> _EXERCISE PROMPT_
An accurate, complete copy of the records below is required.

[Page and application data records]
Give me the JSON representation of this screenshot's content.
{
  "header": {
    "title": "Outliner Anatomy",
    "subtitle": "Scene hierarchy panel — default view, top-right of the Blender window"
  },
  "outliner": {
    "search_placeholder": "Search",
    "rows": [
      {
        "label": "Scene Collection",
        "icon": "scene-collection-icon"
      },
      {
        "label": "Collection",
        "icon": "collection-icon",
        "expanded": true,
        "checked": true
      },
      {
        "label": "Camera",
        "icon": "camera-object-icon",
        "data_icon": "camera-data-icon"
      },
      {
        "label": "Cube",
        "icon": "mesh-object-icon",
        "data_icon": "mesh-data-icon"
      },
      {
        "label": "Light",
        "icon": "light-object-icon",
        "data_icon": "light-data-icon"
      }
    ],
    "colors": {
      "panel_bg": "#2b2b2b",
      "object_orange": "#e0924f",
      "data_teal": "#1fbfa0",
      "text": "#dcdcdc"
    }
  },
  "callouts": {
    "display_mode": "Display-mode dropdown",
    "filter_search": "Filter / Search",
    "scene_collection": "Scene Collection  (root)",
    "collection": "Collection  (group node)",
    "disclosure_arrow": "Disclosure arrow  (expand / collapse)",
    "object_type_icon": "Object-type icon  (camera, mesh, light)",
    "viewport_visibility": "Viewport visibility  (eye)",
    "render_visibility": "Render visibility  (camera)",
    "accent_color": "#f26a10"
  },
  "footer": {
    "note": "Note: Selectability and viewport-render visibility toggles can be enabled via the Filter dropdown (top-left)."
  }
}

> _ANSWER BELOW_
Give me the JSON representation of this screenshot's content.
{
  "header": {
    "title": "Outliner Anatomy",
    "subtitle": "Scene hierarchy panel — default view, top-right of the Blender window"
  },
  "outliner": {
    "search_placeholder": "Search",
    "rows": [
      {
        "label": "Scene Collection",
        "icon": "scene-collection-icon"
      },
      {
        "label": "Collection",
        "icon": "collection-icon",
        "expanded": true,
        "checked": true
      },
      {
        "label": "Camera",
        "icon": "camera-object-icon",
        "data_icon": "camera-data-icon"
      },
      {
        "label": "Cube",
        "icon": "mesh-object-icon",
        "data_icon": "mesh-data-icon"
      },
      {
        "label": "Light",
        "icon": "light-object-icon",
        "data_icon": "light-data-icon"
      }
    ],
    "colors": {
      "panel_bg": "#2b2b2b",
      "object_orange": "#e0924f",
      "data_teal": "#1fbfa0",
      "text": "#dcdcdc"
    }
  },
  "callouts": {
    "display_mode": "Display-mode dropdown",
    "filter_search": "Filter / Search",
    "scene_collection": "Scene Collection  (root)",
    "collection": "Collection  (group node)",
    "disclosure_arrow": "Disclosure arrow  (expand / collapse)",
    "object_type_icon": "Object-type icon  (camera, mesh, light)",
    "viewport_visibility": "Viewport visibility  (eye)",
    "render_visibility": "Render visibility  (camera)",
    "accent_color": "#f26a10"
  },
  "footer": {
    "note": "Note: Selectability and viewport-render visibility toggles can be enabled via the Filter dropdown (top-left)."
  }
}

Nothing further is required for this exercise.